:: DATA EXTRACTS ::

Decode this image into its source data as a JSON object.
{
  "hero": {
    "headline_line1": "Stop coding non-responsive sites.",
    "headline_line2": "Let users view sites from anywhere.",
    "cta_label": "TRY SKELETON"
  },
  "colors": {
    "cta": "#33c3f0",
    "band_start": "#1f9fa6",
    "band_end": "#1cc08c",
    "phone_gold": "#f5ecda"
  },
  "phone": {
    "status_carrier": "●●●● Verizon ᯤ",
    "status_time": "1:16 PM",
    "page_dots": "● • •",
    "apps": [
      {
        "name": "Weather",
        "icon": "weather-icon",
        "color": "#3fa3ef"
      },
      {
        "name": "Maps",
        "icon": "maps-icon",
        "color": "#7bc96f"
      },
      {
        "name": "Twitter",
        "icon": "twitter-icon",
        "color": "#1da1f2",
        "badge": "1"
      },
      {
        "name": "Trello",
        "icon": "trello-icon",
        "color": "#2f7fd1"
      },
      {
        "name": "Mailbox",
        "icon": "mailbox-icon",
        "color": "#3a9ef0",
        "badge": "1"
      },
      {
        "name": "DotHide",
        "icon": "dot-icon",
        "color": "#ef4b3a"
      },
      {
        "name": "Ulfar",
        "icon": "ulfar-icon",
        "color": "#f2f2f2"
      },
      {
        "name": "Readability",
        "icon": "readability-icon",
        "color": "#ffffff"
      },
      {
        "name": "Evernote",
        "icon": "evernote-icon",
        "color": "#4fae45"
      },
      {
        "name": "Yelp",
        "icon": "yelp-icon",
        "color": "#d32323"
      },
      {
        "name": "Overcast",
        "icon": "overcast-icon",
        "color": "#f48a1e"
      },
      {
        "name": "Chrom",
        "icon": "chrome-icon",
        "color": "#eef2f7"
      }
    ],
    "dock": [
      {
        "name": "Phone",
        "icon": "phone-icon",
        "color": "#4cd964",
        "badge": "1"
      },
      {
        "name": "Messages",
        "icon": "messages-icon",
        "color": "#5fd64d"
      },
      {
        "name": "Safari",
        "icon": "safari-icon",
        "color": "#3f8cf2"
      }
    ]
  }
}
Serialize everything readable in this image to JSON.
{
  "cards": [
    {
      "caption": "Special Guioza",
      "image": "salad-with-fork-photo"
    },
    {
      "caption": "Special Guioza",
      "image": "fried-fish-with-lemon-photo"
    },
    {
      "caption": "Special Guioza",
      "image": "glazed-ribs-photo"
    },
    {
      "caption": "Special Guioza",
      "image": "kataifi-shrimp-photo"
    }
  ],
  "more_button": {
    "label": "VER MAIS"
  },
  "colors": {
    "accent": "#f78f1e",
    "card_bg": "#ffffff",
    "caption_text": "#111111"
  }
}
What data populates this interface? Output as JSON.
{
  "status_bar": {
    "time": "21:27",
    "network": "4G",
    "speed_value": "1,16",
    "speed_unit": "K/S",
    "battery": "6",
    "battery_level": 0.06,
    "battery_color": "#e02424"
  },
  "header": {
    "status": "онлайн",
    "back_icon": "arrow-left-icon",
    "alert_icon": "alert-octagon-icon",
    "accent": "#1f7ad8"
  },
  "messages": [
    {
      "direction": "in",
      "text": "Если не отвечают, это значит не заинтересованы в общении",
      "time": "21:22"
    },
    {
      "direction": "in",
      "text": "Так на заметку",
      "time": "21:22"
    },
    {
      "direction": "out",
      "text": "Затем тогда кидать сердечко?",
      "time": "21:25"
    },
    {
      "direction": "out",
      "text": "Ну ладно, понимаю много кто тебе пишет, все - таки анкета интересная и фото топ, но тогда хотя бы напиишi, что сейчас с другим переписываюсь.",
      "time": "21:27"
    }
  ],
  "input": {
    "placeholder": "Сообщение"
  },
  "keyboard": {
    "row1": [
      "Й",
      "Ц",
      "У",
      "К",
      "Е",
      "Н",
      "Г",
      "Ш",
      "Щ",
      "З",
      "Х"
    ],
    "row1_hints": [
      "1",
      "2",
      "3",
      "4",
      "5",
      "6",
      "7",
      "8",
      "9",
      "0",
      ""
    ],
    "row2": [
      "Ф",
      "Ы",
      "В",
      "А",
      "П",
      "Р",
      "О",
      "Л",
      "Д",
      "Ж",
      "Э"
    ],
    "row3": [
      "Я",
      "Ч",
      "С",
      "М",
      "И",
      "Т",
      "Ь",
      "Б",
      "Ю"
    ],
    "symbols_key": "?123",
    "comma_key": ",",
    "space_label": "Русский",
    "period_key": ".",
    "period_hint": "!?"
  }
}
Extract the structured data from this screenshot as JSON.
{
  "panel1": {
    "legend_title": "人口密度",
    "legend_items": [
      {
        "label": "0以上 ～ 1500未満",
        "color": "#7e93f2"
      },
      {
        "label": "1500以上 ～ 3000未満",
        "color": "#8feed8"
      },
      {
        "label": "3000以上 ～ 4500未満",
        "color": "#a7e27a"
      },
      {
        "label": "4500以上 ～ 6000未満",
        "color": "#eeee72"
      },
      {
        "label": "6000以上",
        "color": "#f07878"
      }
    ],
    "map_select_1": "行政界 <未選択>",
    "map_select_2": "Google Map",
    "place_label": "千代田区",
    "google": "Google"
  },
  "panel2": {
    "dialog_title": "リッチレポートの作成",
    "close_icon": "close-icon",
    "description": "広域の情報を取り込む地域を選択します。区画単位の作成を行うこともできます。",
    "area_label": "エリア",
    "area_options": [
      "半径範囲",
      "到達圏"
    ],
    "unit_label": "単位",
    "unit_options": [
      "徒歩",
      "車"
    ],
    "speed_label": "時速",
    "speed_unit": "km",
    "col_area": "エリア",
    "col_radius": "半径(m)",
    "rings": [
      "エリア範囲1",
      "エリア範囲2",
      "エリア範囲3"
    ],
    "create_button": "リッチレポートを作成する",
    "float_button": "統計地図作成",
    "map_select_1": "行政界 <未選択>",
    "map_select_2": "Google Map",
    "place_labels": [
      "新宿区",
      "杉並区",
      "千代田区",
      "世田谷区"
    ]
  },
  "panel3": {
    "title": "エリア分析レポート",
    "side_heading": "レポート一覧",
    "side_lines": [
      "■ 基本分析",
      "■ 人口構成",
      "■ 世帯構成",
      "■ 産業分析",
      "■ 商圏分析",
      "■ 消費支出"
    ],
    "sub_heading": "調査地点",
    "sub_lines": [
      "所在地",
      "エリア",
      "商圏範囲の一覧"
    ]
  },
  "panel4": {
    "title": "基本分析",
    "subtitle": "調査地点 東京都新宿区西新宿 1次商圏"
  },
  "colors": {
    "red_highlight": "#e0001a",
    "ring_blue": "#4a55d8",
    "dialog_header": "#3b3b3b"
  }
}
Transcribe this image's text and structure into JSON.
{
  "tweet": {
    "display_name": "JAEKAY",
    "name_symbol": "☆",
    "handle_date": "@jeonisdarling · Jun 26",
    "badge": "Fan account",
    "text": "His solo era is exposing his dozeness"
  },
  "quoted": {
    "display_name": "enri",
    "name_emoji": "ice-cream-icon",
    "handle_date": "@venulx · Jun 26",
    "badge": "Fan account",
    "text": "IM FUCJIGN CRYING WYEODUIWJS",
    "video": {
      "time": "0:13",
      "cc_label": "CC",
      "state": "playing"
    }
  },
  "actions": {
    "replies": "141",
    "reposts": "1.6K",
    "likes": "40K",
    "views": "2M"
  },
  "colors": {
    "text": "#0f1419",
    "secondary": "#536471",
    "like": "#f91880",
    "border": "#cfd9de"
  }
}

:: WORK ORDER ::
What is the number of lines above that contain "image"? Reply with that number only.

:: REPLY TO THE EXERCISE ::
7